Background: evidence hesitancy occurs when clinicians, policymakers or patients are hesitant about using best available evidence. The causes of evidence hesitancy have not been systematically documented but may be related to culture or resistance to change. Evidence hesitancy in consumers poses the biggest risk to evidence implementation because patients’ preferences and values are the bedrock of evidence implementation.
Objectives: to construct a framework of evidence hesitancy in consumers following an evidence communication intervention for the treatment of uncomplicated malaria in children under five years in Cameroon using grounded theory.
Methods: we used a contextualized approach of evidence translation and communication using storytelling, songs, poetry and drama to get evidence to community members in Cameroon. We used GRADEd evidence from Cochrane, Joanna Briggs Institute (JBI), World Health Organization, Ministry of Health Cameroon, and primary studies. We used a systematic approach developed at eBASE Africa to translate evidence with artists: PICO development, searching evidence, considering GRADE, ensuring communication occurs with artists, and modeling evidence into arts. We organized two performing arts events with La Liberté Arts Group and a Cochrane-affiliated consumer group in 2018/19 with 1889 consumers attending. We conducted a post-event qualitative study using MAXQDA. We developed code systems around JBI’s FAME model for evidence translation. We used a single-case model with code hierarchy to demonstrate emerging themes.
Results: we identified seven emerging themes from code system constructions including evidence acceptance; evidence hesitancy; diversity needs; role of culture; evidence communication; evidence reaffirmation, and recommendations on the process.

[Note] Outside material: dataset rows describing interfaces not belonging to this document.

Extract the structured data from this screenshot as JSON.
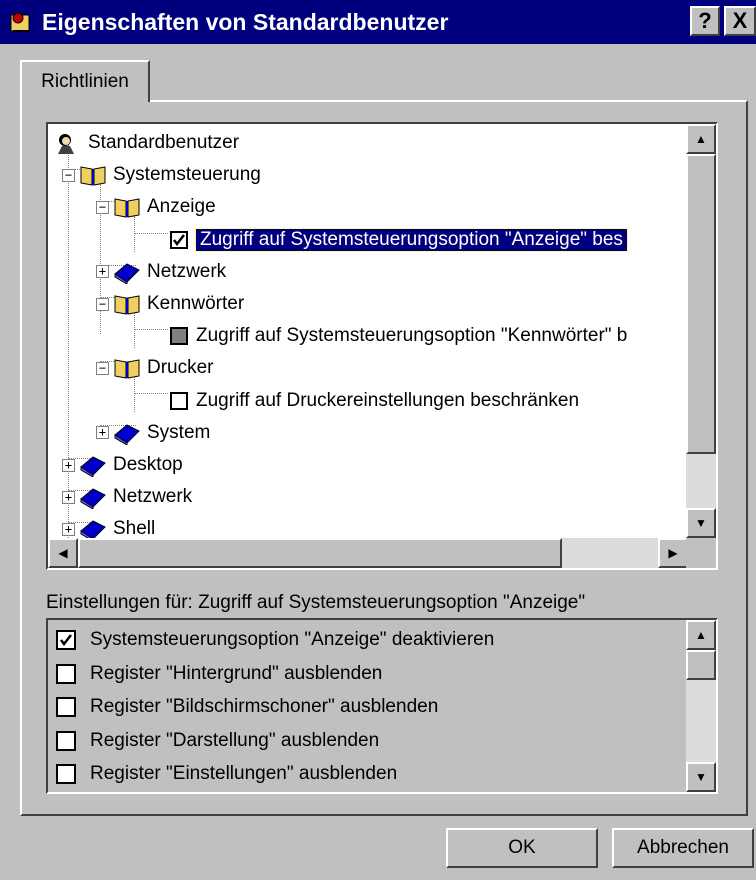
{
  "window": {
    "title": "Eigenschaften von Standardbenutzer",
    "help_label": "?",
    "close_label": "X"
  },
  "tab": {
    "label": "Richtlinien"
  },
  "tree": {
    "items": [
      {
        "label": "Standardbenutzer",
        "icon": "user-icon",
        "expander": ""
      },
      {
        "label": "Systemsteuerung",
        "icon": "open-book-icon",
        "expander": "−"
      },
      {
        "label": "Anzeige",
        "icon": "open-book-icon",
        "expander": "−"
      },
      {
        "label": "Zugriff auf Systemsteuerungsoption \"Anzeige\"  bes",
        "icon": "checkbox-checked",
        "expander": ""
      },
      {
        "label": "Netzwerk",
        "icon": "closed-book-icon",
        "expander": "+"
      },
      {
        "label": "Kennwörter",
        "icon": "open-book-icon",
        "expander": "−"
      },
      {
        "label": "Zugriff auf Systemsteuerungsoption \"Kennwörter\" b",
        "icon": "checkbox-gray",
        "expander": ""
      },
      {
        "label": "Drucker",
        "icon": "open-book-icon",
        "expander": "−"
      },
      {
        "label": "Zugriff auf Druckereinstellungen beschränken",
        "icon": "checkbox-empty",
        "expander": ""
      },
      {
        "label": "System",
        "icon": "closed-book-icon",
        "expander": "+"
      },
      {
        "label": "Desktop",
        "icon": "closed-book-icon",
        "expander": "+"
      },
      {
        "label": "Netzwerk",
        "icon": "closed-book-icon",
        "expander": "+"
      },
      {
        "label": "Shell",
        "icon": "closed-book-icon",
        "expander": "+"
      }
    ]
  },
  "settings": {
    "label": "Einstellungen für: Zugriff auf Systemsteuerungsoption \"Anzeige\"",
    "options": [
      {
        "label": "Systemsteuerungsoption \"Anzeige\" deaktivieren",
        "checked": true
      },
      {
        "label": "Register \"Hintergrund\" ausblenden",
        "checked": false
      },
      {
        "label": "Register \"Bildschirmschoner\" ausblenden",
        "checked": false
      },
      {
        "label": "Register \"Darstellung\" ausblenden",
        "checked": false
      },
      {
        "label": "Register \"Einstellungen\" ausblenden",
        "checked": false
      }
    ]
  },
  "buttons": {
    "ok": "OK",
    "cancel": "Abbrechen"
  },
  "colors": {
    "face": "#c0c0c0",
    "title": "#00007f",
    "selection": "#00007f",
    "book": "#0000cc",
    "open_book": "#f0d060"
  }
}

We developed 150 code systems. Ten per cent of code systems (n = 150) were related to evidence hesitancy with five subcodes. Modeling code system using single-case with code hierarchy suggests evidence hesitancy was related to inherent consumer doubts about research evidence, cost related to health technology required for evidence implementation, and non-availability of health technology required for evidence implementation. These categories were related to consumers insisting on doing things the 'old' way, assuming they already knew the evidence, justifying why evidence could not be used, making statements without facts or which were clearly false ,or contradicting their own statements. (Table 1 & Fig 1).

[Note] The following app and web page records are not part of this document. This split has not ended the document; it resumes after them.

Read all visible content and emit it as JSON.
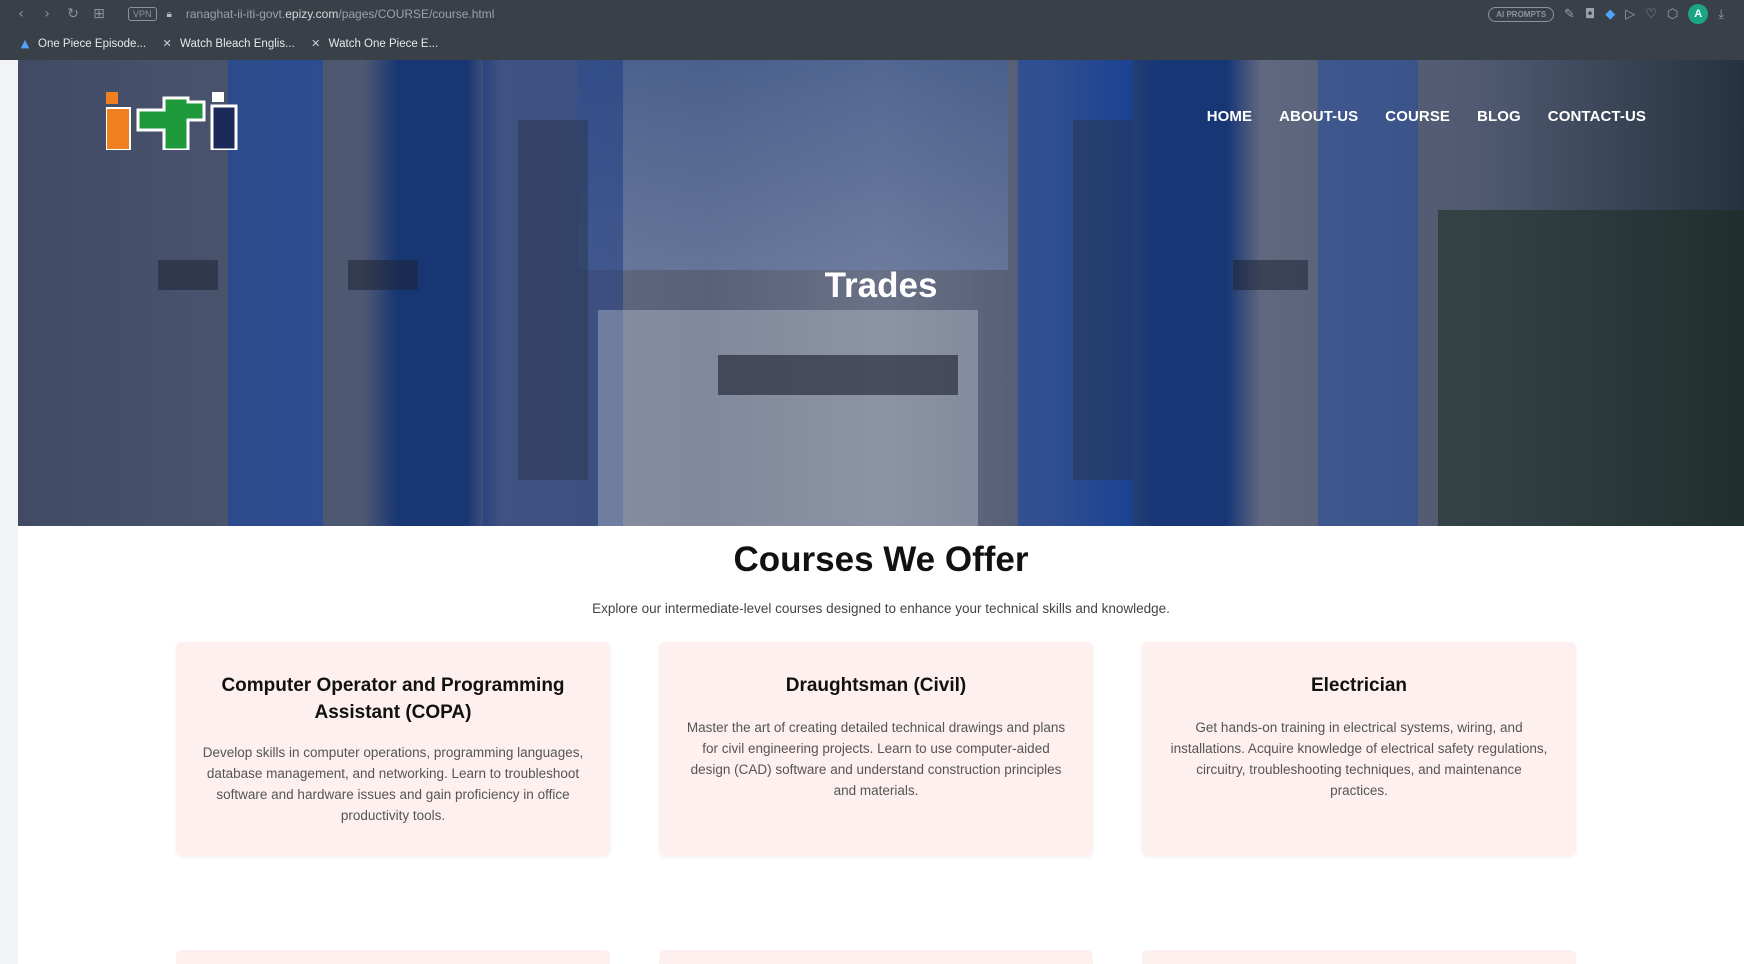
{
  "browser": {
    "vpn_label": "VPN",
    "url_prefix": "ranaghat-ii-iti-govt.",
    "url_domain": "epizy.com",
    "url_path": "/pages/COURSE/course.html",
    "ai_pill": "AI PROMPTS",
    "profile_initial": "A",
    "bookmarks": [
      {
        "label": "One Piece Episode...",
        "icon": "a-icon"
      },
      {
        "label": "Watch Bleach Englis...",
        "icon": "x-icon"
      },
      {
        "label": "Watch One Piece E...",
        "icon": "x-icon"
      }
    ]
  },
  "site": {
    "logo_alt": "iti",
    "logo_colors": {
      "orange": "#f07f1f",
      "green": "#1f9a3a",
      "navy": "#1c2a5a"
    },
    "nav": [
      "HOME",
      "ABOUT-US",
      "COURSE",
      "BLOG",
      "CONTACT-US"
    ],
    "hero_title": "Trades"
  },
  "courses": {
    "title": "Courses We Offer",
    "subtitle": "Explore our intermediate-level courses designed to enhance your technical skills and knowledge.",
    "cards": [
      {
        "title": "Computer Operator and Programming Assistant (COPA)",
        "description": "Develop skills in computer operations, programming languages, database management, and networking. Learn to troubleshoot software and hardware issues and gain proficiency in office productivity tools."
      },
      {
        "title": "Draughtsman (Civil)",
        "description": "Master the art of creating detailed technical drawings and plans for civil engineering projects. Learn to use computer-aided design (CAD) software and understand construction principles and materials."
      },
      {
        "title": "Electrician",
        "description": "Get hands-on training in electrical systems, wiring, and installations. Acquire knowledge of electrical safety regulations, circuitry, troubleshooting techniques, and maintenance practices."
      }
    ]
  }
}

Conclusions: in an era of post- and alternative truth, evidence hesitancy plays a key role in consumers accepting what works. The current wave of vaccine hesitancy may have its roots in evidence hesitancy and must be addressed by global actors. In considering diversity it is important to consider culture, access, equity, and literacy levels.
Patient or healthcare consumer involvement: our project targets consumers and we collaborated with a Cochrane-affiliated consumer organization.